There are more operational and less global messages Russia is sending too. First, Russia’s clarity in its political line – all anti-Assad forces will be seen as terrorists and attacked – would appear to send a message to Syria audiences; are you for or against Assad? If successful, this action will split the ‘moderate’ opposition, and undermine the US/Western role in Syria.

Then there is the broader global information warfare which Russia has become exceptionally skilled at fighting. Moscow’s belief in the power of information operations is not new. Propaganda was at the heart of the Bolshevik cause in the early 20th century, and indeed throughout the life of the Soviet Union. Here perhaps the central message to damn Western policymakers is the accusation that Sunni extremism is a product of the West. This accusation dates back to Western support for the Afghan Mujahidin against the Soviet Union, bolsters Russian accusations of Western dilettantism in international policymaking, and speaks to Russia’s heightened sense of threat, which in turn feeds the sense of antagonism and hostility which is being used by the Russian regime to reframe Russian political culture.

This brings us to perhaps the critical point; the internal ‘sell’ to Russian audiences at home. In the media frenzy in Russia which has accompanied its bombing in Syria, Michael Weiss highlighted the link between the creation of an enemy – the United States – and its puppets. According to this point of view, both the Ukrainian ‘neo-Nazis’ and IS are two of the ‘Frankenstein’ monsters created by the USA. He quotes Lenin’s maxim not to separate foreign and internal policy, and indeed that is an exceptionally apt phrase. Russian foreign policy is being used to dramatically reshape – or perhaps reinforce – Russia’s political culture to turn it, and the Russian people, away from so-called Western liberal values to a more unique sense of Russian values. Scholars such as Lilia Shevtsova believe that foreign policy is a means to domestic control. Without the creation of external enemies, the Putin regime cannot survive; “foreign policy is the main instrument of domestic agenda,” she argues. That comment was made in regards to Ukraine but it is as apt for Russian policy elsewhere which fits domestic narrative; that Russia has enemies, that it needs to be strong, that the West is not a role model, that the West threatens Russia, and that Russia’s glory is its defence and security services.

This final point speaks to Russia’s battle over its identity, which since the days of Peter the Great has arguably been built on its concept of itself in relation to the West. Does it embrace or reject the West? Buddy-up, or to confront? In Putin’s mind, Russia’s role is to challenge the West, to confront it, and in doing so re-create Russia in an illiberal, anti-Western guise, rather than a more conciliatory pro-Western model hoped for after the last Cold War.
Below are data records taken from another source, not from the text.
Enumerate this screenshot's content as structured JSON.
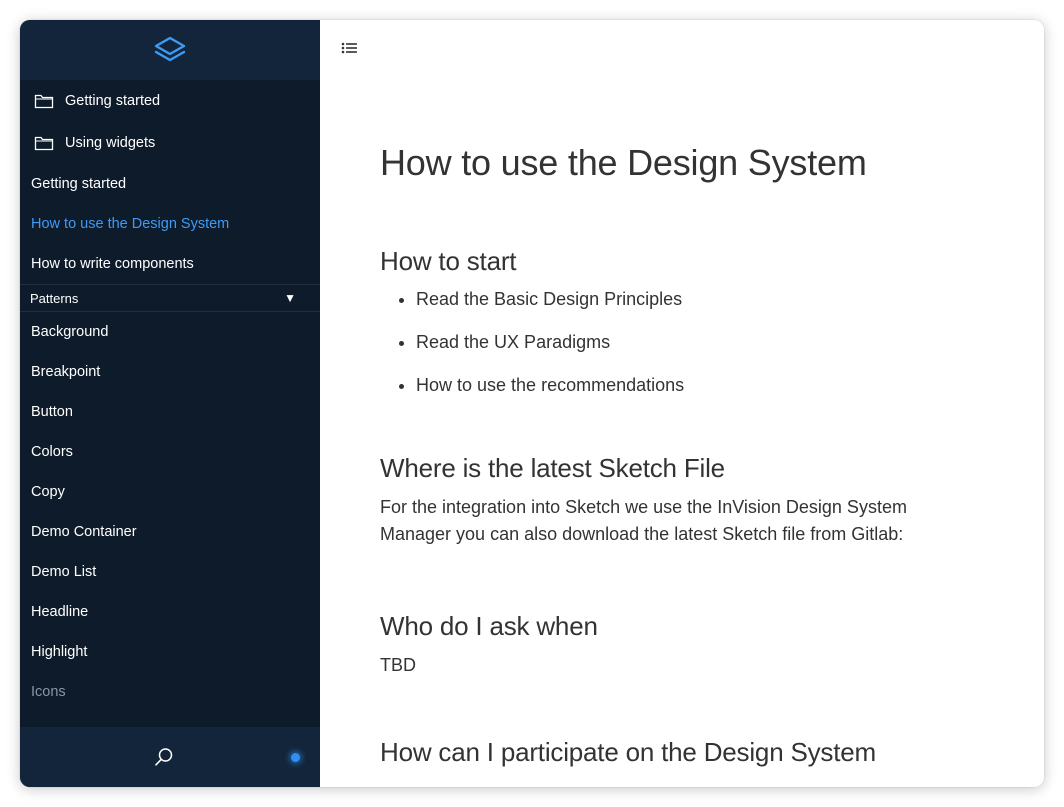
{
  "sidebar": {
    "logo_icon": "layers-icon",
    "folders": [
      {
        "label": "Getting started",
        "icon": "folder-icon"
      },
      {
        "label": "Using widgets",
        "icon": "folder-icon"
      }
    ],
    "links": [
      {
        "label": "Getting started",
        "active": false
      },
      {
        "label": "How to use the Design System",
        "active": true
      },
      {
        "label": "How to write components",
        "active": false
      }
    ],
    "section": {
      "label": "Patterns",
      "toggle": "▼",
      "items": [
        "Background",
        "Breakpoint",
        "Button",
        "Colors",
        "Copy",
        "Demo Container",
        "Demo List",
        "Headline",
        "Highlight",
        "Icons"
      ]
    },
    "footer": {
      "search_icon": "search-icon",
      "status_color": "#2f8ff0"
    }
  },
  "main": {
    "toc_icon": "list-icon",
    "title": "How to use the Design System",
    "sections": {
      "start": {
        "heading": "How to start",
        "items": [
          "Read the Basic Design Principles",
          "Read the UX Paradigms",
          "How to use the recommendations"
        ]
      },
      "sketch": {
        "heading": "Where is the latest Sketch File",
        "body_line1": "For the integration into Sketch we use the InVision Design System",
        "body_line2": "Manager you can also download the latest Sketch file from Gitlab:"
      },
      "ask": {
        "heading": "Who do I ask when",
        "body": "TBD"
      },
      "participate": {
        "heading": "How can I participate on the Design System"
      }
    }
  },
  "colors": {
    "sidebar_bg": "#0e1b2a",
    "sidebar_header_bg": "#13253a",
    "accent": "#3d9bf5",
    "text_main": "#333333"
  }
}
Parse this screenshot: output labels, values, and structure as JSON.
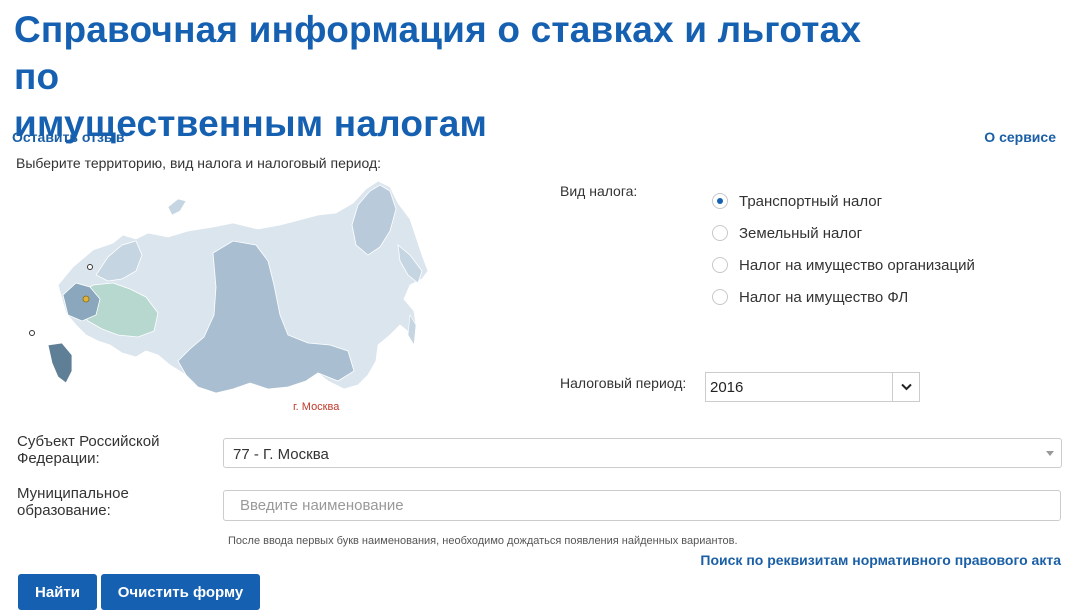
{
  "header": {
    "title_line1": "Справочная информация о ставках и льготах по",
    "title_line2": "имущественным налогам"
  },
  "links": {
    "feedback": "Оставить отзыв",
    "about": "О сервисе",
    "requisites_search": "Поиск по реквизитам нормативного правового акта"
  },
  "instruction": "Выберите территорию, вид налога и налоговый период:",
  "map": {
    "caption": "г. Москва",
    "colors": {
      "light": "#dbe5ee",
      "medium": "#a9bfd1",
      "dark": "#8aa7bd",
      "green": "#b7d8cf",
      "highlight": "#5f7f96"
    }
  },
  "tax_type": {
    "label": "Вид налога:",
    "options": [
      {
        "label": "Транспортный налог",
        "selected": true
      },
      {
        "label": "Земельный налог",
        "selected": false
      },
      {
        "label": "Налог на имущество организаций",
        "selected": false
      },
      {
        "label": "Налог на имущество ФЛ",
        "selected": false
      }
    ]
  },
  "tax_period": {
    "label": "Налоговый период:",
    "value": "2016",
    "icon": "chevron-down-icon"
  },
  "subject": {
    "label_line1": "Субъект Российской",
    "label_line2": "Федерации:",
    "value": "77 - Г. Москва"
  },
  "municipal": {
    "label_line1": "Муниципальное",
    "label_line2": "образование:",
    "placeholder": "Введите наименование",
    "value": "",
    "hint": "После ввода первых букв наименования, необходимо дождаться появления найденных вариантов."
  },
  "buttons": {
    "find": "Найти",
    "clear": "Очистить форму"
  },
  "theme": {
    "accent": "#1660b2",
    "link": "#1a5fa6",
    "caption_red": "#c0392b"
  }
}
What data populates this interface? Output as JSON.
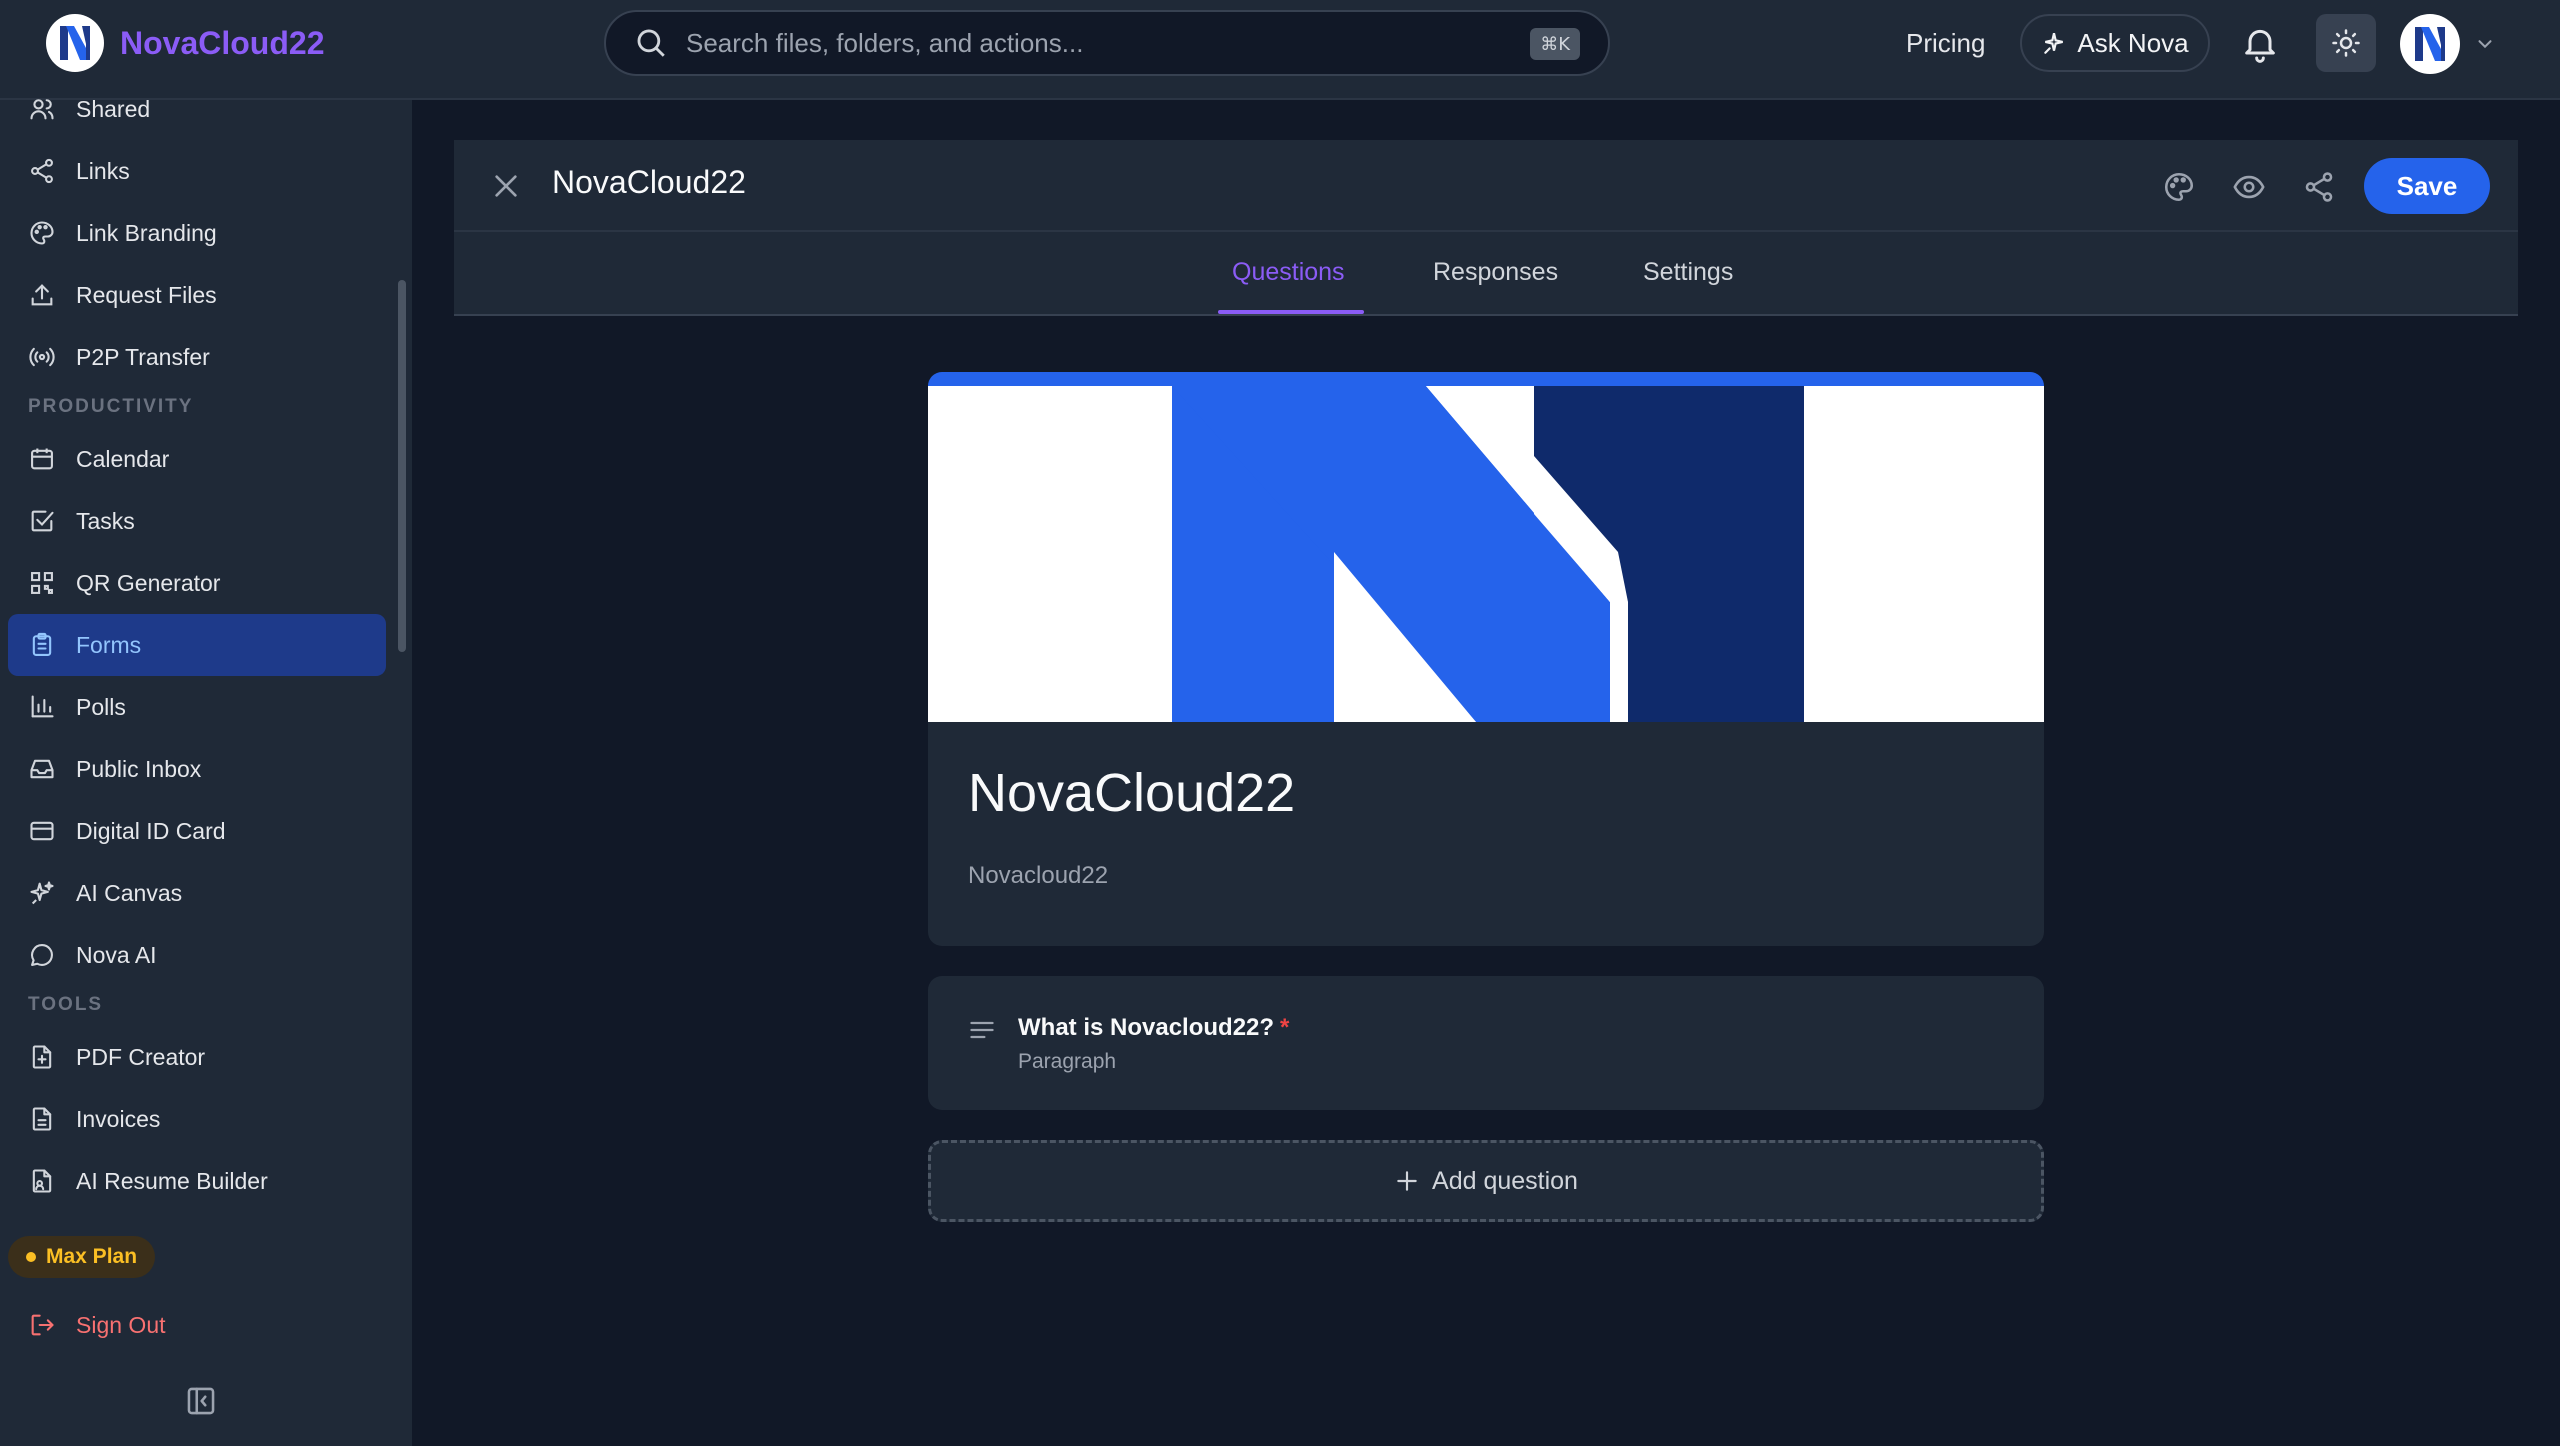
{
  "app": {
    "name": "NovaCloud22"
  },
  "search": {
    "placeholder": "Search files, folders, and actions...",
    "shortcut": "⌘K"
  },
  "header": {
    "pricing": "Pricing",
    "ask_nova": "Ask Nova"
  },
  "sidebar": {
    "items_top": [
      {
        "label": "Shared",
        "icon": "users-icon"
      },
      {
        "label": "Links",
        "icon": "share-nodes-icon"
      },
      {
        "label": "Link Branding",
        "icon": "palette-icon"
      },
      {
        "label": "Request Files",
        "icon": "upload-icon"
      },
      {
        "label": "P2P Transfer",
        "icon": "broadcast-icon"
      }
    ],
    "section_productivity": "PRODUCTIVITY",
    "items_productivity": [
      {
        "label": "Calendar",
        "icon": "calendar-icon"
      },
      {
        "label": "Tasks",
        "icon": "checkbox-icon"
      },
      {
        "label": "QR Generator",
        "icon": "qr-code-icon"
      },
      {
        "label": "Forms",
        "icon": "clipboard-icon",
        "active": true
      },
      {
        "label": "Polls",
        "icon": "bar-chart-icon"
      },
      {
        "label": "Public Inbox",
        "icon": "inbox-icon"
      },
      {
        "label": "Digital ID Card",
        "icon": "id-card-icon"
      },
      {
        "label": "AI Canvas",
        "icon": "sparkles-icon"
      },
      {
        "label": "Nova AI",
        "icon": "chat-bubble-icon"
      }
    ],
    "section_tools": "TOOLS",
    "items_tools": [
      {
        "label": "PDF Creator",
        "icon": "file-plus-icon"
      },
      {
        "label": "Invoices",
        "icon": "file-text-icon"
      },
      {
        "label": "AI Resume Builder",
        "icon": "file-user-icon"
      }
    ],
    "plan": "Max Plan",
    "sign_out": "Sign Out"
  },
  "form_editor": {
    "title": "NovaCloud22",
    "save_label": "Save",
    "tabs": [
      {
        "label": "Questions",
        "active": true
      },
      {
        "label": "Responses"
      },
      {
        "label": "Settings"
      }
    ]
  },
  "form": {
    "title": "NovaCloud22",
    "description": "Novacloud22",
    "questions": [
      {
        "title": "What is Novacloud22?",
        "required_mark": "*",
        "type": "Paragraph"
      }
    ],
    "add_question_label": "Add question"
  },
  "colors": {
    "accent_purple": "#8b5cf6",
    "primary_blue": "#2563eb",
    "sidebar_bg": "#1f2937",
    "page_bg": "#111827",
    "active_item_bg": "#1e3a8a",
    "sign_out": "#f87171",
    "plan_badge": "#fbbf24"
  }
}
When one talks about the dangers of Russian action, it is clear that there are physical dangers, such as the risk of ground or air confrontation, seen most recently in the two Russian incursions into Turkish airspace. However the greatest long-term threat is Putin’s determination to use foreign and domestic policy to feed off each other in the creation of a Russia whose all-powerful elites and subdued population believe their country exists to challenge the West. Those dangers are as yet unknown, but creating a ‘wartime’ mentality risks becoming self-fulfilling.

Image: Dmitry Medvedev and Bashar Al-Assad in Syria 11 May 2010. Courtesy of Wikimedia Commons, attribution: